Her quest for a healthier, happier life began at age 30. Through three years of hard work and lifestyle changes—including learning to love running—she lost 120 pounds.
Now, at 36 years old, Jennifer runs five days a week, either on the treadmill or if the weather is nice, outside in the park. She's conquered a 10K, and together with her boyfriend, plans to do another race in 2017.
But perhaps the most inspiring part of Jennifer's weight loss journey is the fact that now, it's not about the weight at all. For the past year, in pursuit of a healthier body image to match her healthy body, Jennifer put the scale aside.
"You can talk about exercising and you can talk about healthy eating, but there is so much on the inside that changes. For me, that's where the huge wins come in."
Here are the nine things she did to take the weight off and begin to feel healthy and happy.
"I didn't become 245 pounds overnight and I sure as heck cannot expect magic fat-melting power to happen in super-human time either," says Jennifer.
Her journey involved lots of small steps. At first, exercise was simply a quarter-mile walk. She slowly but surely increased the distance by quarter-mile increments. Within six weeks, after reading about the cardiovascular benefits of running, she began incorporating jogging into her walks with 10-second intervals. She worked her way up from there, and ran her first full mile within nine months.
Set daily targets
Instead of fixating on her end goal, Jennifer stayed on track by setting small, realistically achievable goals on a daily basis. Goals like take the dogs for a 10-minute walk, eat a healthy breakfast, and don't buy a sugary drink at the gas station helped her maintain focus and stay positive throughout the long journey.
Be kind to yourself
"You will not have perfect eating days. You will not have perfect weeks," she says. "It's really OK. Learn how to balance the good and the bad." She followed (and still follows) a 90/10 philosophy, which allows her the occasional indulgence.
"I don't beat myself up if I have a cookie," she says. "And by allowing myself that treat, I'm also not as likely to then eat 10 cookies." For Jennifer, this self-kindness also involves rewarding herself for reaching certain fitness milestones, like buying a pair of bright purple workout pants when she looked in the mirror and realized she felt proud—and not ashamed—of her legs.
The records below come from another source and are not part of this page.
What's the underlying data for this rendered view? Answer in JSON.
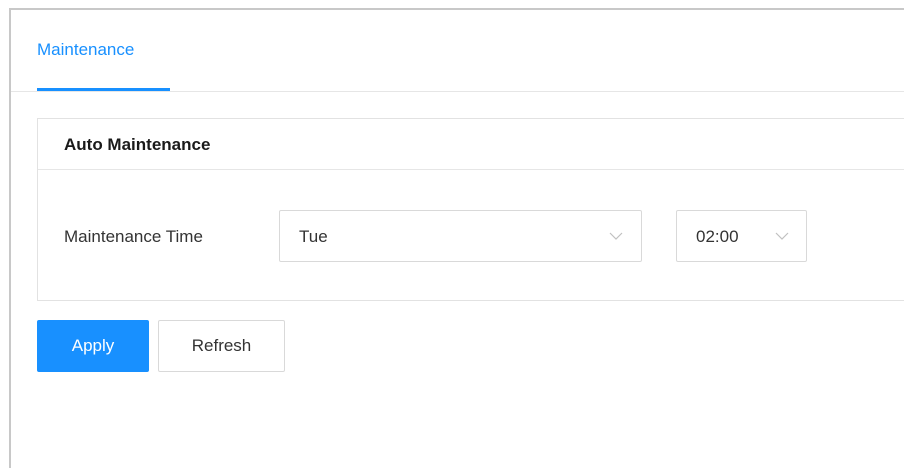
{
  "tabs": [
    {
      "label": "Maintenance",
      "active": true
    }
  ],
  "auto_maintenance": {
    "title": "Auto Maintenance",
    "maintenance_time_label": "Maintenance Time",
    "day_select": {
      "value": "Tue"
    },
    "time_select": {
      "value": "02:00"
    }
  },
  "actions": {
    "apply_label": "Apply",
    "refresh_label": "Refresh"
  },
  "colors": {
    "accent": "#1890ff",
    "border": "#d9d9d9",
    "text": "#333333"
  },
  "icons": {
    "dropdown": "chevron-down-icon"
  }
}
"When you're heavy, you only wear black," Jennifer explains. "For me, finally wearing those bright colors was a sign of great progress."
Eat protein, carbs and fat
Another thing Jennifer doesn't believe in? Restrictive diets. "There's so much more to weight loss and being healthy than restricting calories," she says. Pre-weight loss, Jennifer's eating habits were inconsistent. She'd consume a large breakfast sandwich and a sugary latte and go hours without eating, only to binge on snacks—cheese, chips, fruit, and pepperoni—followed by an oversize order of takeout.
When she began her quest for a healthier self, the focus shifted to mindful eating, balanced nutrition, and advance preparation. "Preparing your meals ahead of time can really set you up for success," says Jennifer. Today, a typical breakfast involves eggs, grain bread, and nut butter, while snacks include nuts, whole-wheat crackers, yogurt, grilled chicken, dark chocolate, and fruit smoothies. Dinner is often a homemade veggie and protein-packed soup or salad.
To see the rest of Jennifer's tips, click here for the original Women's Health article.